Interpreting data: Boxplots and tables
Interpreting data: Boxplots and tables

This free course is available to start right now. Review the full course description and key learning outcomes and create an account and enrol if you want a free statement of participation.

Free course

Interpreting data: Boxplots and tables

3.4 Guidelines for graphics

  1. Data in the form of counts of individual entities (for example, people, animals, power stations) in a small set of discrete categories can be presented in bar charts or pie charts. For most purposes, bar charts are preferable. Pie charts draw particular attention to the proportions in which the entities are split between the different categories. However, they do so by representing the proportions by angles, and even when the main interest lies in the proportions, bar charts may well be easier to ‘read’.

  2. For data in the form of category counts where the interest lies in comparing two or more data sets (as in Example 2.3 of Unit A1 ), it can be useful to produce a bar chart where the corresponding bars for the different data sets are plotted side by side.

  3. To examine the pattern of distribution of values of a continuous (measured) variable, a histogram is an appropriate graphic. An alternative is a boxplot. However, neither sort of plot gives direct information about the number of observations in the data set, and it can be risky to draw firm conclusions about the pattern of distribution when the number of observations is small.

  4. Boxplots give a simple representation of the values of a continuous variable. They can also be used for discrete variables where the categories are numbers (such as the counts of family sizes in Figure 1.7. A boxplot shows less detail about a distribution than an appropriate histogram or bar chart, but the amount of detail in a boxplot is often sufficient.

  5. Boxplots are particularly useful for comparing two or more data sets, because the corresponding boxplots can be drawn against a common scale on the same diagram. (It is difficult to do this clearly with more than one histogram.)

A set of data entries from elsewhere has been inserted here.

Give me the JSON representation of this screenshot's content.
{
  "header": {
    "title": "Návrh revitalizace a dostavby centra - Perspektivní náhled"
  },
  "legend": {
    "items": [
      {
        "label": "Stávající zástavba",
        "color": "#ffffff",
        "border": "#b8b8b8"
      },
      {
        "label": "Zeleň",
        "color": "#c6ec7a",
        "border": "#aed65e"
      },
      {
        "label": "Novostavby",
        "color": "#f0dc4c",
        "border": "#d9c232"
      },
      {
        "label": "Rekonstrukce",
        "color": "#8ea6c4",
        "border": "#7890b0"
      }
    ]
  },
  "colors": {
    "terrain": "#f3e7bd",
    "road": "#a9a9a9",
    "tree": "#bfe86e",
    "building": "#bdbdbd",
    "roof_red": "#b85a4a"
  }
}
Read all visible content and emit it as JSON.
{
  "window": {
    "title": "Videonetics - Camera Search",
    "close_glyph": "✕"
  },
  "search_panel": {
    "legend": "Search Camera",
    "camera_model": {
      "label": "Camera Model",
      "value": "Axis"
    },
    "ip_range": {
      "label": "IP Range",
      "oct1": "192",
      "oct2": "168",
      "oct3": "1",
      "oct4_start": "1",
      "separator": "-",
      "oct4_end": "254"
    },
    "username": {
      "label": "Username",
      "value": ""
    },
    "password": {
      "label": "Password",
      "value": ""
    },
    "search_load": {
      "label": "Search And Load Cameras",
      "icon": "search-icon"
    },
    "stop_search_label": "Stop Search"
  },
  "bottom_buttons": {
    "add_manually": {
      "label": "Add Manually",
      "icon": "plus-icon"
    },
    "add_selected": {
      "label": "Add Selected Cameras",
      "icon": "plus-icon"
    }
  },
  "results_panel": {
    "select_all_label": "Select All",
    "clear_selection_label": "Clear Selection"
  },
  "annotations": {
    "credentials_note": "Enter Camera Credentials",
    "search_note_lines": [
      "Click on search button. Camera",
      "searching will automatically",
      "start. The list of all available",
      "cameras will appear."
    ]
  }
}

  6. Scatterplots are used when the values of two numerical variables have been obtained from each of a number of individual entities. The aim of the plot is to investigate the relationship between the values of the two variables.

  7. Line plots can be useful, particularly for time series data, because they draw attention to the way that one or more variables have changed over time.

  8. In some circumstances, particularly when the data are very skew, more informative boxplot or scatterplot can be produced by transforming the data first.

This section ends with a more substantial activity. This will provide you with some further experience of dealing with data in tables. You will also be asked to look at one or two slightly different approaches for interpreting tabular data.

M248_2

Take your learning further

Making the decision to study can be a big step, which is why you'll want a trusted University. The Open University has 50 years’ experience delivering flexible learning and 170,000 students are studying with us right now. Take a look at all Open University courses.

If you are new to university level study, find out more about the types of qualifications we offer, including our entry level Access courses and Certificates.

Not ready for University study then browse over 900 free courses on OpenLearn and sign up to our newsletter to hear about new free courses as they are released.

Every year, thousands of students decide to study with The Open University. With over 120 qualifications, we’ve got the right course for you.

Request an Open University prospectus